TASK TO COMPLETE -> In the data below, find every line that has the string "SolidWorks", and copy it.

[Entries taken from a collection]
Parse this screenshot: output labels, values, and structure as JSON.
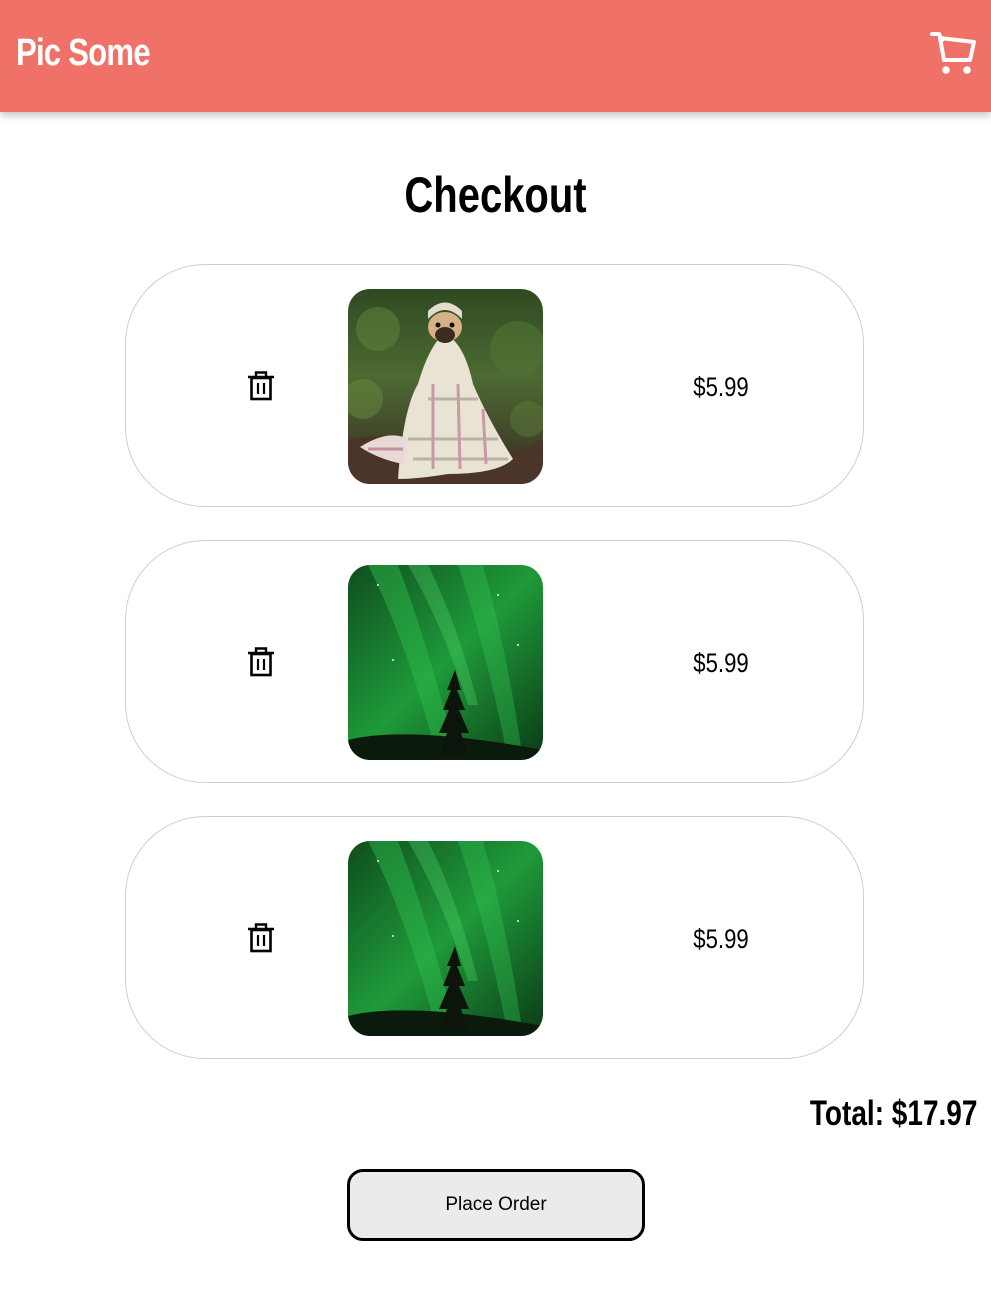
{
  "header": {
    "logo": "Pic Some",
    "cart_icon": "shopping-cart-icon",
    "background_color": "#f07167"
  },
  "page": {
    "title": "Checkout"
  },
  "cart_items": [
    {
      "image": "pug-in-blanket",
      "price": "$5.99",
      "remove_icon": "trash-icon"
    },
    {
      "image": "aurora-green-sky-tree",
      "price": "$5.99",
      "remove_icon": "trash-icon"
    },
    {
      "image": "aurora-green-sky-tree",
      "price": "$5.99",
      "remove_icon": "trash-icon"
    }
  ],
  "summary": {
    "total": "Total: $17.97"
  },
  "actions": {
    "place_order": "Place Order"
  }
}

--

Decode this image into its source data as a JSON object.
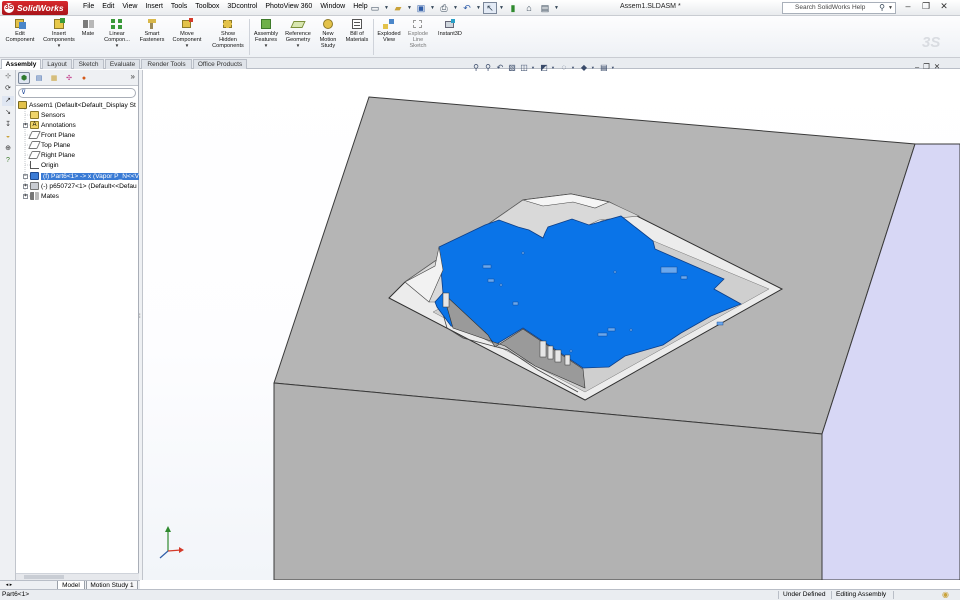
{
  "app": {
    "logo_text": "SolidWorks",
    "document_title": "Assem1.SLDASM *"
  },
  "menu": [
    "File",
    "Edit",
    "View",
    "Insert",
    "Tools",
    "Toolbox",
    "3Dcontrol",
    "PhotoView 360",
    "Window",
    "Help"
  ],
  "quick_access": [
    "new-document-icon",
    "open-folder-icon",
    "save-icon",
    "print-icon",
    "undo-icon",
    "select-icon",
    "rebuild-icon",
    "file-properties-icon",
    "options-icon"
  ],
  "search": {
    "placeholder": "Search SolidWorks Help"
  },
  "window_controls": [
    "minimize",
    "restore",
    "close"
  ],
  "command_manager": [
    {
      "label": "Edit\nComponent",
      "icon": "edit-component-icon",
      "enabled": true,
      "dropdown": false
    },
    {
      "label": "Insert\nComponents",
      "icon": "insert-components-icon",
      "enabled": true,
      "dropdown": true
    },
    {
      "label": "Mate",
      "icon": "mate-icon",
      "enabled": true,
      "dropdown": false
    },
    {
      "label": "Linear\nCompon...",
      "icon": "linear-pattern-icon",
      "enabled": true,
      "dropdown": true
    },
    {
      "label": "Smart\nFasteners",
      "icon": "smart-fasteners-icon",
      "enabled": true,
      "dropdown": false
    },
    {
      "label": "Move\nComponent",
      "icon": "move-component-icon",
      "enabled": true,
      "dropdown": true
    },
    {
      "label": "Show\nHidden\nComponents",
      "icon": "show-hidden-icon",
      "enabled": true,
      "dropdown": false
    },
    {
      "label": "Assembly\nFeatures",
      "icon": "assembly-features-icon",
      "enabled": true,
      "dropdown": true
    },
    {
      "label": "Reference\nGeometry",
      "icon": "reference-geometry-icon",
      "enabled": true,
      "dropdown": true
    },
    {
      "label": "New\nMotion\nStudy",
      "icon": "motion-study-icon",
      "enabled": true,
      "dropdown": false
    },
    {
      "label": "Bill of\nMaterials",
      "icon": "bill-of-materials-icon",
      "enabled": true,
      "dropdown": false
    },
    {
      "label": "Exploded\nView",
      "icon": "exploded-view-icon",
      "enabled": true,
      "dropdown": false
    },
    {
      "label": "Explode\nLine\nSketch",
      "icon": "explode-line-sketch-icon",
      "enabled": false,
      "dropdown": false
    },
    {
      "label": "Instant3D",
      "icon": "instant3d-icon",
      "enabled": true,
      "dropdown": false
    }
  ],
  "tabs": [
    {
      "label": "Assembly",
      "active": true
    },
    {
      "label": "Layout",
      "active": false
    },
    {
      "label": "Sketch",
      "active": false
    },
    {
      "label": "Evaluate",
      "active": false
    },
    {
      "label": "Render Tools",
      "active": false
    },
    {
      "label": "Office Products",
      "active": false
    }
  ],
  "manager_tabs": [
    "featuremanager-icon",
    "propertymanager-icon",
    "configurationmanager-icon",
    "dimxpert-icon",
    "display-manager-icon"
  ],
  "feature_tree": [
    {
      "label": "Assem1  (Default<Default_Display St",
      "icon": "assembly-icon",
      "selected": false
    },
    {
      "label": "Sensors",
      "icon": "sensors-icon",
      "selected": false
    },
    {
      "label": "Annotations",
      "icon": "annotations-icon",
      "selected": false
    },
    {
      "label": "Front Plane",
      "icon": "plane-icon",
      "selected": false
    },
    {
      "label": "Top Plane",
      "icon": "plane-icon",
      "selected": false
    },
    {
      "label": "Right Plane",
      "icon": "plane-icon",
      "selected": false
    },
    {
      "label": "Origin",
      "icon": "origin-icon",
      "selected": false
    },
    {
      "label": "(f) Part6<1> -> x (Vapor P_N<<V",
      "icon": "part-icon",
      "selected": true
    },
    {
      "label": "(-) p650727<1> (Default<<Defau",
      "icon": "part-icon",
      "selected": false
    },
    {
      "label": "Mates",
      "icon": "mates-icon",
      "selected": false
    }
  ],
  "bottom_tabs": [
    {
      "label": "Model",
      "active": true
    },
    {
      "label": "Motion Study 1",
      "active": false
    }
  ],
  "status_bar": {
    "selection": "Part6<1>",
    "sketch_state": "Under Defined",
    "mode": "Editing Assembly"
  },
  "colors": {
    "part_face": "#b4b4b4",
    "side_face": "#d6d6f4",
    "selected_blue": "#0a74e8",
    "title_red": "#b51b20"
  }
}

REPLY TO THE TASK ->
    "logo_text": "SolidWorks",
    "placeholder": "Search SolidWorks Help"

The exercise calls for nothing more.